Photographer: Simon Harsent, POOL Collective
A fresh take on Synergy’s OOH and press branding using minimalist shapes and vibrant colours, transforming what could otherwise be utilitarian topics into something fun.
Finish Dishwashing Tablets: Dishes of Drought
Those of us who live in central cities around Australia rarely see or feel the true impact that a drought is having on regional areas. To help Aussies see why saving water is so important, we’ll bring the impact of drought into their very homes.
To raise awareness for the global water crisis we’re going to create dishes from the dirt of drought-ridden areas around the world, transforming them into beautiful clay crockery and selling them in high end stores.
Artists from each of the drought-stricken regions will create renditions formed from their harrowing experiences. Balanced with a sobering message about the drought’s impact and our initiative, the dish serves as a constant reminder of the consequences of pre-rinsing your plates.
100% of the proceeds will be funnelled back to water-based initiatives around Australia.
Creative partner: Taylor Thornton
The Community Card
With restrictions easing, there are more opportunities now than ever for Aussies to support homegrown businesses and reinvigorate the local community. Introducing the Community Card: a loyalty card which encourages Aussies to shop at their local bars, boutiques, cafes, restaurants, and more.
The premise is simple – buy from a participating business in your area, and get a stamp on your card. As soon as you rack up nine stamps, you’ll get a discount at the participating businesses. With an online directory, people can see which businesses near them are a part of the Community, and what discounts are on offer that day.
World Water Day
2019 was characterised by some of the most severe drought conditions in Australia’s history and the Bushfire Crisis that shortly followed needs no introduction.
Despite the consequences of climate change, Australia, the driest inhabited continent on Earth, continues with the ongoing destruction of their most important river system: The Murray Darling.
Many in the city only see the river as a regional issue and don’t realise the problems will eventually trickle down to them.

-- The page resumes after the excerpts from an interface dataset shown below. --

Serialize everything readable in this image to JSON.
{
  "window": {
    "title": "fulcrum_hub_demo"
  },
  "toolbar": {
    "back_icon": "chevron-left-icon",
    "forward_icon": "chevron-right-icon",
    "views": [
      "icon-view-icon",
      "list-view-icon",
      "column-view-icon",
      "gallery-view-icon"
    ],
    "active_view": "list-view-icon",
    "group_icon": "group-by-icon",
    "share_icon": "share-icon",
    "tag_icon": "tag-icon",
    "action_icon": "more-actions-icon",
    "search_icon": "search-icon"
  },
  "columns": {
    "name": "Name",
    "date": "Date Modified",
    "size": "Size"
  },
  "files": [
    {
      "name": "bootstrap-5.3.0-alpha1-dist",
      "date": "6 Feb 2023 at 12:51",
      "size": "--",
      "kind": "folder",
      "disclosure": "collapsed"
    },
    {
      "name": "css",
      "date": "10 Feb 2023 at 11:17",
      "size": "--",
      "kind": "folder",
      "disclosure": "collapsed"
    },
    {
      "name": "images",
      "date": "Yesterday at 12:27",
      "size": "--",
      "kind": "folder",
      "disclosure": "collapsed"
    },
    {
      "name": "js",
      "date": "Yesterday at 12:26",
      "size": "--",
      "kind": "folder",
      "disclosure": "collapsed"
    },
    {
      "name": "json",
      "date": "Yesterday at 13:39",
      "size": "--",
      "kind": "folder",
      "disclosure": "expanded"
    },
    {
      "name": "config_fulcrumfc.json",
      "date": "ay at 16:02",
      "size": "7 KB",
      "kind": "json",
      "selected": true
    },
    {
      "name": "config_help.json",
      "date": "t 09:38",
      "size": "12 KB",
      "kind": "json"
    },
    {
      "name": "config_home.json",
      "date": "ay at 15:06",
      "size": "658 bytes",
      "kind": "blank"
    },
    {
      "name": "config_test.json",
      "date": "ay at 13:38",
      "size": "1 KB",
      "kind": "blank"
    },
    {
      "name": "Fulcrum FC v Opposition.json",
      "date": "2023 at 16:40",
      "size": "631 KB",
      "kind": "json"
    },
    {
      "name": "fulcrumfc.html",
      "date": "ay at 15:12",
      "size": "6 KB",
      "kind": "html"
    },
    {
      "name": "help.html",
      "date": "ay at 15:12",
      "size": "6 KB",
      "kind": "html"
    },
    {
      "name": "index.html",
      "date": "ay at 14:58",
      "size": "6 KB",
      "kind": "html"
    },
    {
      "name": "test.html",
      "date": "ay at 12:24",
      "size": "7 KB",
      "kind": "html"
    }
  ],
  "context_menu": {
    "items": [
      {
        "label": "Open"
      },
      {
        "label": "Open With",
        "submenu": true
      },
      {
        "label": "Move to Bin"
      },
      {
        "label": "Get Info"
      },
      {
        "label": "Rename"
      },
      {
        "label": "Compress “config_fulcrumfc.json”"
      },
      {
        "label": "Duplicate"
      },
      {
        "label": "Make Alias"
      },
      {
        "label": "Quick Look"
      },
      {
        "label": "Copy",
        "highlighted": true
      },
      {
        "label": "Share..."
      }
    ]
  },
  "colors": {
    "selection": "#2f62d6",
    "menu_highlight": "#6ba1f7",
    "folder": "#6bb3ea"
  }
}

To help all Australians (and the world) understand the crisis our natural environment is facing, we connected them to a live stream, of a stream.
In partnership with the UN, The Live Stream launched on World Water Day in March 2020, broadcasting slow TV-style footage of Australia’s most endangered stream: The Murray Darling, 24 hours a day, 7 days week.
Viewers are not only encouraged to enjoy the calming benefits of the stream, they’re also urged to fund the restoration of the Murray by donating via PayPal. Real time scientific updates and data will track its health, predicting the estimated lifespan of the river system.
The Live Stream will become a symbol and reminder of an ongoing initiative to keep our nation’s most important river alive.
Creative partner: Taylor Thornton
The Cinema Sacrifice
We’ve all been in that situation where we go to the movies, shell out way too much for a seat in front of annoying teenagers and a bucket of shitty popcorn, all in the hopes of getting something great for it. We’ve not only settled for a dud, we’ve paid through the teeth with our time and money as well.
With MUBI, you get more quality/culture/experience/excitement for less.
The Cinema Sacrifice – a ticket booth where movie goers can swap their blockbuster ticket for a free 3 month subscription to MUBI, trading in the possibility of a dud for the guarantee of great cinema that’s tailored to you each month.
Press collateral for my personal brand, Death to Bad Ads.
The branding is rooted in me being able to see the ideas that others may not, so the work uses decoder artwork techniques to reveal new images and copy throughout the print collateral when you put the glasses on, so you too can see things from my perspective.
A suite of social assets to promote McDonald’s Loose Change menu, all in their own special small way. Using miniature figurines, we created a range of playful scenarios showing everything from how they’re made all the way through how they’re best enjoyed.